Chesterton’s and Belloc’s society characterized by widespread capital ownership, however, is definitely relevant both to individual life and what Aristotle called the bios politikos, “the life of the citizen in the state.” How each human person engages in the production of marketable goods and services involves both individual life and social life, individual good and the common good — and a modern economy in which production is largely the result of capital absolutely requires widespread ownership of that capital if ordinary people are to be full members of society.
And the problem? How widespread capital ownership can be accomplished without violating the natural law that underpins Catholic social teaching and that of all other natural religions and philosophies. And that means no redistribution, except as a temporary expedient in an emergency under the strict requirements of the principle of double effect.
Two assumptions therefore stood in the way of Chesterton and Belloc developing a viable means of implementing the Distributist State in a just, equitable, and financially feasible manner. These were, one, the belief that the only way to finance new capital formation is to cut consumption and accumulate the excess of income over consumption in the form of money savings.
Given the cost of even simple technology and small plots of arable land, this meant that even after a lifetime of austerity and saving very few people would be able to purchase capital, whether land, simple technology, or a small business. Nor would most people have the strength and energy left after a lifetime of toil and saving to make the endeavor financially viable.
Two, limiting the pool of capital available for widespread ownership to what is already owned by others means that, unless private property is abolished or redefined (and coercive redistribution abolishes private property), capital ownership will remain concentrated. Only an exceptional individual will voluntarily divest himself of wealth in any way that diminishes his own power. That is why the rich typically leave vast wealth to foundations that are then dependent on them instead of giving significant amounts directly to the poor.
As a result, both Chesterton and Belloc avoided giving any specific means by which the Distributist State could be implemented and maintained. As Belloc explained in An Essay on the Restoration of Property (1936), published the month following Chesterton’s death,
All reform depends upon some clear doctrine postulated and developed. No reform (it would seem) can hope to prosper which does not advance a programme covering all the field. I have not attempted to do so. . . . Now my reason for such slight dealing with such a major problem is that I believe it, to-day, insoluble by general means. The evil has gone so far that, though the preaching of a new doctrine is invaluable, the creation of new and effective immediate machinery is impossible.
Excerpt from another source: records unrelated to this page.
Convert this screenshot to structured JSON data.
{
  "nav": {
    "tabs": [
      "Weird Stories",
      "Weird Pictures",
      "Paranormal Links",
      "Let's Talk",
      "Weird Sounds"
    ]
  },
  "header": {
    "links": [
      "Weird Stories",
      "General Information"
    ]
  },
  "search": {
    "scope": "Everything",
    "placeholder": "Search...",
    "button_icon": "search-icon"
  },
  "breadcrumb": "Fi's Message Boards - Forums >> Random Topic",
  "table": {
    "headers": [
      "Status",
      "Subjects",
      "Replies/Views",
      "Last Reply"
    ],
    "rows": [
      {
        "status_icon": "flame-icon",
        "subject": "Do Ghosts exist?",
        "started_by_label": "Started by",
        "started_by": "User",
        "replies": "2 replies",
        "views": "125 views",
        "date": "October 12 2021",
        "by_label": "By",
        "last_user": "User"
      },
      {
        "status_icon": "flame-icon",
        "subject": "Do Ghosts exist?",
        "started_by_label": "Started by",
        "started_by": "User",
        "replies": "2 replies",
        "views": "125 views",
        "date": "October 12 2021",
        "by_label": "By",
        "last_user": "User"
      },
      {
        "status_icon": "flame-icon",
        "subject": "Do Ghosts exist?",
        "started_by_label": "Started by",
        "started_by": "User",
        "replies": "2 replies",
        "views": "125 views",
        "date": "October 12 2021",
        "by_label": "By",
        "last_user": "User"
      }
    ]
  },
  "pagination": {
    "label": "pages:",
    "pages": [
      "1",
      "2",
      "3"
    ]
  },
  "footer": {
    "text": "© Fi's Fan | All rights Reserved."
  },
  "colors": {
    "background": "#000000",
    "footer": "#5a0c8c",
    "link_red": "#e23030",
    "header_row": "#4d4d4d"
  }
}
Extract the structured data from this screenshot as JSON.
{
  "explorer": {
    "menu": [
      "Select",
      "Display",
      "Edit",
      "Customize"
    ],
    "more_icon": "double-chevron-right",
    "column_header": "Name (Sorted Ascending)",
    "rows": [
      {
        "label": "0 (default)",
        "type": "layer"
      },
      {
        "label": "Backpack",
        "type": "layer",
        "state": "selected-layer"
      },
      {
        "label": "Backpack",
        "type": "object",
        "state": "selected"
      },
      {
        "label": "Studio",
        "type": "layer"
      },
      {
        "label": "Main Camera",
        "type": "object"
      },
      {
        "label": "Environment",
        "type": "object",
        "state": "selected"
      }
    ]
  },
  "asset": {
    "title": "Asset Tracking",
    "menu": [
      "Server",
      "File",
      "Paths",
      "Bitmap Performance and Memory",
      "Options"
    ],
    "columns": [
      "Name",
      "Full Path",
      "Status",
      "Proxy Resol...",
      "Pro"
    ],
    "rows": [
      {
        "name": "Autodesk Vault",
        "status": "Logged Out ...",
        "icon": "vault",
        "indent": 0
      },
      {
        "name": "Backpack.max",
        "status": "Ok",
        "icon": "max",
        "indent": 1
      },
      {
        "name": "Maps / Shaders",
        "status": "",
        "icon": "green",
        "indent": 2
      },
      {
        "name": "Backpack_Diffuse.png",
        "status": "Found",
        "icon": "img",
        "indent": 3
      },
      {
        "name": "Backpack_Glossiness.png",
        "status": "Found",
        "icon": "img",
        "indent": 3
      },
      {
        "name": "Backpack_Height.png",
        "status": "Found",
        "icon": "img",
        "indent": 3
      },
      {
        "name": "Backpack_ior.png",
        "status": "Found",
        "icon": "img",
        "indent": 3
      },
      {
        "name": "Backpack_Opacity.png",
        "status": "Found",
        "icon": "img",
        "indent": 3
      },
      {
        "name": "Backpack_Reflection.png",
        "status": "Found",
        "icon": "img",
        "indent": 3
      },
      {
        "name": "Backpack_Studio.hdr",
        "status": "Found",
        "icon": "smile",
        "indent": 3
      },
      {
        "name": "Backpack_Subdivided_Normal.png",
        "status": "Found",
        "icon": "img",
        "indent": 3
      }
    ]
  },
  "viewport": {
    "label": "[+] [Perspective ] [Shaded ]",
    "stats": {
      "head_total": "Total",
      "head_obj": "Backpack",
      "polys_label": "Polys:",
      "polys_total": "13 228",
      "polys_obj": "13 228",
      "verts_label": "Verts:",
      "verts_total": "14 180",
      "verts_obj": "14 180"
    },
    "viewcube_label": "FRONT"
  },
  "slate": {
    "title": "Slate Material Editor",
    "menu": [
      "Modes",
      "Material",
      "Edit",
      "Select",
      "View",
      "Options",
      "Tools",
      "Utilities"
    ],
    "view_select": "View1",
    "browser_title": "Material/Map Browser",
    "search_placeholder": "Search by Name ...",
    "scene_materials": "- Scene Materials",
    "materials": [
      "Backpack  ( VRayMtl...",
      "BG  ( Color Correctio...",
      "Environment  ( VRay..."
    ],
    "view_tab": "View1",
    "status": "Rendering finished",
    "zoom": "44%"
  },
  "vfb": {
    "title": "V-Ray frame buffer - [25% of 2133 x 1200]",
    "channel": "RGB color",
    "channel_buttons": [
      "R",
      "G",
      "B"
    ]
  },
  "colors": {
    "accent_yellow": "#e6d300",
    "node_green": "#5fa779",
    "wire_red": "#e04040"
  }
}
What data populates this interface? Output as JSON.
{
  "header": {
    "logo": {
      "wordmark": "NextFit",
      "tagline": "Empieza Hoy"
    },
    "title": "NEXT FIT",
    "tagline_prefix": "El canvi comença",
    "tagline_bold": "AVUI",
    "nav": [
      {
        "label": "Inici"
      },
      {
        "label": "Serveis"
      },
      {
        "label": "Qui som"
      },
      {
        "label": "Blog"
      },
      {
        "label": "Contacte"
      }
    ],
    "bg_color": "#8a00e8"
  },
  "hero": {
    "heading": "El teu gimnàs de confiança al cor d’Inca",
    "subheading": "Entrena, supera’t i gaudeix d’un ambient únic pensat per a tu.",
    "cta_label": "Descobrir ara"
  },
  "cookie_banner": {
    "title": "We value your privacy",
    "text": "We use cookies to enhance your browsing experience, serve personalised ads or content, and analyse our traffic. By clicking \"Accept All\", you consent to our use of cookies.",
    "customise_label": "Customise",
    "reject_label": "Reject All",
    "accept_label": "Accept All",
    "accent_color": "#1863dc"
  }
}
The restoration of Property must essentially be the product of a new mood, not of a new scheme. It must grow from seed planted in the breast. It is too late to reinfuse it by design. (Ibid., 10-11.)